After a while, I emerged from that winter solstice of the spirit, entombed by dark days, as out of a long, long dream. It was far worse than anything yet endured. I had not known what it would cost to see things for what they were worth. I only wanted to sleep, forget. The very daylight impinging on the room each morning brought a flood of dread. Another day. Another battle for survival. Nothing could be taken for granted. The fastening of buttons, the shaking of quilts, loomed insurmountably ahead, an art to be learnt all over again. I was bound by a torpor wound round and round like bandages from which I had neither the strength nor the will to break free. “You must try to pull yourself together,” Jude insisted. “Get out more.”
Then one morning, I woke to the epiphany of sunrise, watched its arc widen over the rim of the howe and turn the loch to liquid fire. As it was slowly delivered of the earth, I felt I was being reborn. The stone was rolling away. The sun was round and pure as optimism. Independent. Made whole. The tears long imprisoned behind my eyes fell copiously. This was how Lazarus must have felt when he came back to the land of the living.

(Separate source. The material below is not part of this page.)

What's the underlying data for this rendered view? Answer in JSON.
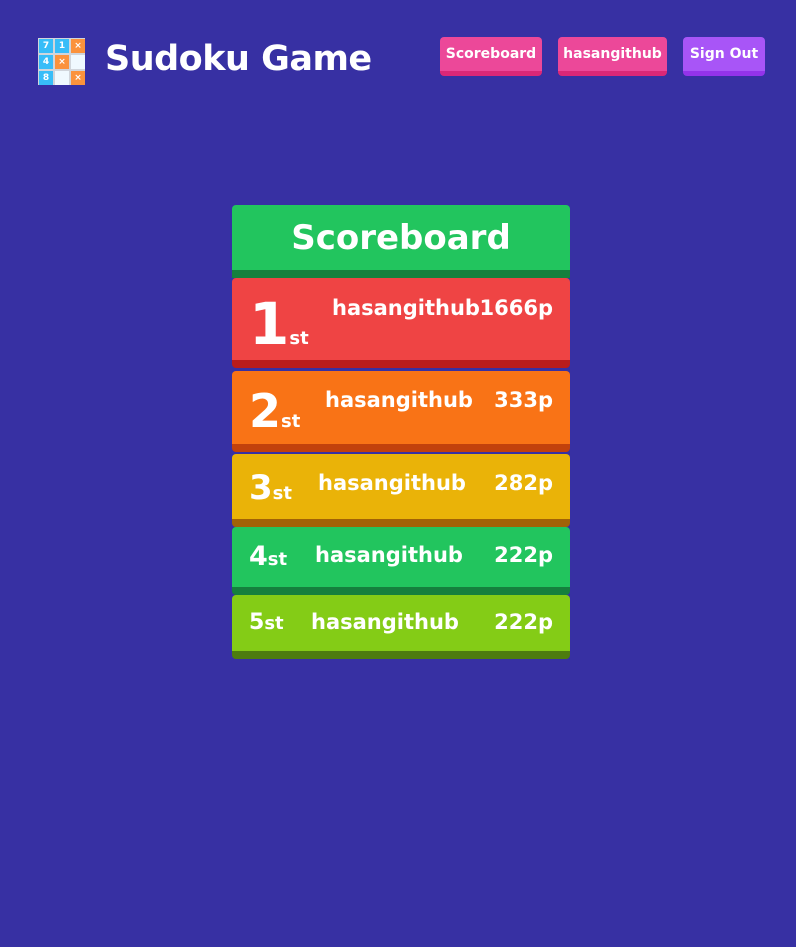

It was all over then, death, already behind me. And what was it but a nightmare banished at dawn? Or perhaps the draught moaning through a warped lintel against which you might turn up your collar. It wasn’t an event, yet you saw its effects, felt them. Death was a vicarious thing, a term used when others could no longer be seen.
Wishing you a Joyful and Hopeful Easter Season
(First published 1980. New edition, 2016)